Nanostructures will dominate next-generation energy technologies. Progress in nanofabrication increasingly allows design flexibility control of structural geometry and material combinations to achieve high performance multifunctional 3-D nanostructures for energy harvesting and storage. Such designs derive advantage from high surface areas, ultrathin films, structures with high aspect ratios, heterogeneous materials combinations, and control over 3-D profiles of material compositions and nanostructure shapes. Self-assembly, self-alignment, and self-limiting reactions enable both nanofabrication of desired energy nanostructures and their scaling to unprecedented levels of integration.
These promises can only become real if accompanied – in fact, guided – by systems research at multiple scales. Heterogeneous nanostructure designs must balance energy, power, and reliability metrics associated with geometry and materials properties. Massive-scale aggregation of nanostructure devices, at the level of 100 billion per square inch places a premium on design and adaptive management of defects and reliability. System-level performance places a premium on power management under dynamic supply and demand conditions, manufacturability and cost for distinct processes and sequences, and integration of various energy generation and storage functions.
Dr. Rubloff has published over 160 papers, holds 19 patents and 6 IBM Invention Achievement Awards. He won the AVS Gaede-Langmuir Prize in 2000 "for inventive application of surface science and vacuum technology to the semiconductor industry, and for fostering an effective bridge between AVS research and manufacturing". This award was established 1977 to recognize and encourage outstanding discoveries and inventions in the sciences and technologies of interest to the AVS. He is a Fellow of APS and AVS. His research has included solid state physics, surface physics and chemistry, interfaces, semiconductor materials and processing science and technology, process diagnostics and modeling, manufacturing science, combinatorial materials science, biomaterials and bioMEMS. His semiconductor process research has emphasized the elucidation of chemical and physical mechanisms involved in surface cleaning, thermal oxidation, chemical vapor deposition, and plasma etching, and in pursing these directions he pioneered the exploitation of ultrahigh vacuum process environments and their integration with in-situ surface and interface diagnostics.

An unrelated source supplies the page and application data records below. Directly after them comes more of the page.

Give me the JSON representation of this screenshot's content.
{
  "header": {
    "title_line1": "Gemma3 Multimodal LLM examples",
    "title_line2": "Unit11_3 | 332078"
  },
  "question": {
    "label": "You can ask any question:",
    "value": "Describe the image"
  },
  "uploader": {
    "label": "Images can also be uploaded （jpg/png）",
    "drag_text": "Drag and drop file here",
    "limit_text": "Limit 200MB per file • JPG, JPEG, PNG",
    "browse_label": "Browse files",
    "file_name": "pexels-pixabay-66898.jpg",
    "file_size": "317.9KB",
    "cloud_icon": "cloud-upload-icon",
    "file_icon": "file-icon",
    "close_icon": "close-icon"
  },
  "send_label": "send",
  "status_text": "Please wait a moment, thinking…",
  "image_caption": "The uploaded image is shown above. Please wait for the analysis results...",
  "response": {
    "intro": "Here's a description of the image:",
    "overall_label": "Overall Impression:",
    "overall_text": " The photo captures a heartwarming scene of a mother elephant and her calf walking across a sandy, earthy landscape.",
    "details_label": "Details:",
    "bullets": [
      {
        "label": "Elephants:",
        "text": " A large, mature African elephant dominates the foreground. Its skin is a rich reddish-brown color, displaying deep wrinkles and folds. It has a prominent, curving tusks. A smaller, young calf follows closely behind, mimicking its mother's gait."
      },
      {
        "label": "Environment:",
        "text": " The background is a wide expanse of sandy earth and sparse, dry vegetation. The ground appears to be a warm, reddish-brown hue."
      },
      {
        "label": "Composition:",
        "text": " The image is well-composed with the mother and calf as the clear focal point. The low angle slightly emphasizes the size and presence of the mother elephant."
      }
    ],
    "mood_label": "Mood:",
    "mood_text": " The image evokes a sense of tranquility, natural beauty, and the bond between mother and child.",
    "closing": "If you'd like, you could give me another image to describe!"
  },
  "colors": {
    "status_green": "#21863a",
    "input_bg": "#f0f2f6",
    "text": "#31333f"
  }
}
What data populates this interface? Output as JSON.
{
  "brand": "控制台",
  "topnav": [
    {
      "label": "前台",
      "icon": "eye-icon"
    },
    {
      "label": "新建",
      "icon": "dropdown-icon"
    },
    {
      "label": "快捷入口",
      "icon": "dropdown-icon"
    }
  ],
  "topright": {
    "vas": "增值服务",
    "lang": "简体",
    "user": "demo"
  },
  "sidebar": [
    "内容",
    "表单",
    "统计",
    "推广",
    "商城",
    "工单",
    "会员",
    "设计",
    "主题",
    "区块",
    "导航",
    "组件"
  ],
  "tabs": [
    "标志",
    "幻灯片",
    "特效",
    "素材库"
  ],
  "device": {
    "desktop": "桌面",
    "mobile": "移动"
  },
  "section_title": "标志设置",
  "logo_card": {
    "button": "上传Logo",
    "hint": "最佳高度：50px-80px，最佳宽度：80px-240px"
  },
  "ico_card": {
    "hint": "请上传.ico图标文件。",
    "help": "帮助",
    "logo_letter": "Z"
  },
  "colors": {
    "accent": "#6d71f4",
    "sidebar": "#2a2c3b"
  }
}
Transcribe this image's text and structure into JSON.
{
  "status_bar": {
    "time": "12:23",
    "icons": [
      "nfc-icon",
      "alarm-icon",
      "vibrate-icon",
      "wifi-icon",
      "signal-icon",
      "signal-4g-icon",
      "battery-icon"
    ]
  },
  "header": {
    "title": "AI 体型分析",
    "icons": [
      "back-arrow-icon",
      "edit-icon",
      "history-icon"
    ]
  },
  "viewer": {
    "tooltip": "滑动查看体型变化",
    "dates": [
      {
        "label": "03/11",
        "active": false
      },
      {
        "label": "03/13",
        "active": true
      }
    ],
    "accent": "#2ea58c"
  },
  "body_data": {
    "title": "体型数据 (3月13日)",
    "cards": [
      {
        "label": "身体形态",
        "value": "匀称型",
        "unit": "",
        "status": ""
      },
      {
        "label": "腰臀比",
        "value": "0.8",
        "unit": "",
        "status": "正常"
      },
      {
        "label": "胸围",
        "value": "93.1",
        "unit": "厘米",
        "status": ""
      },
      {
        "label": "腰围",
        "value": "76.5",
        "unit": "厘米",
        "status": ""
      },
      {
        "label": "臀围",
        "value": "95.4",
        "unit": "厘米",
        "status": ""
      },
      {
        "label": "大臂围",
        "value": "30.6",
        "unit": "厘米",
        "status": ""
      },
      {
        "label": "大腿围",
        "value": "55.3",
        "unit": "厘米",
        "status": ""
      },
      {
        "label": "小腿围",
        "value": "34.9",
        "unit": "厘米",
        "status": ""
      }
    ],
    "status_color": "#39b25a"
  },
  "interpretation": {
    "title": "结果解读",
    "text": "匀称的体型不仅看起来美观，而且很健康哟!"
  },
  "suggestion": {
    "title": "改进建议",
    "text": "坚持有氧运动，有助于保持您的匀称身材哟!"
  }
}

Dr. Rubloff received his B.A. in Physics magna cum laude from Dartmouth College in 1966, his M.S. in 1967 and his Ph.D. in 1971 in Physics from the University of Chicago. He held a postdoctoral position in Physics at Brown University from 1971 to 1973. In 1973 he joined IBM Research, Yorktown Heights, NY, as a Research Staff Member in the Physical Sciences Department, were he worked on surface and interface science. In 1984-85 he served as Technical Assistant to the IBM Research Vice-President for Logic and Memory, and from 1985 to 1991 he continued his research while serving in several capacities as Manager of exploratory materials and processing in the Silicon Technology Department. From 1992-1993 he was Manager of Thin Film Process Modeling in the Manufacturing Research Department. From 1992 to 1997 he was also Professor Adjunct in Electrical Engineering at Yale University.
He joined academia in 1993 as Associate Director of the NSF Engineering Research Center for Advanced Electronic Materials Processing and Professor of Electrical and Computer Engineering at North Carolina State University, focusing on real-time process sensing, simulation, optimization, and control.
In 1996 he joined the University of Maryland as Professor in the Department of Materials Science and Engineering and the Institute for Systems Research. He served as Director of the Institute from 1996 to 2001. In 2004 he was named Minta Martin Professor of Engineering and assumed the position of founding Director of the Maryland NanoCenter. He is also an affiliate faculty member of the Department of Electrical and Computer Engineering and the Institute for Research in Electronics and Applied Physics (IREAP), and is part of the graduate program in bioengineering.
Dr. Rubloff was the founding Chairman of the AVS Manufacturing Science and Technology Group from 1992-1997 and continues to serve on its Executive Committee. He has been a member of the Metrology Technical Working Group for the SIA's National Technology Roadmap for Semiconductors since its inception in 1994. He has been active in professional society work, including the Board of Directors of the AVS, Executive Committees of the AVS Electronic Materials and Processing Division, the APS Materials Physics Division, and the Editorial Board of the Journal of Vacuum Science and Technology. He has long been active in civic affairs, included 11 years service as an elected Member, Vice-President, and President of a local Board of Education in New York State.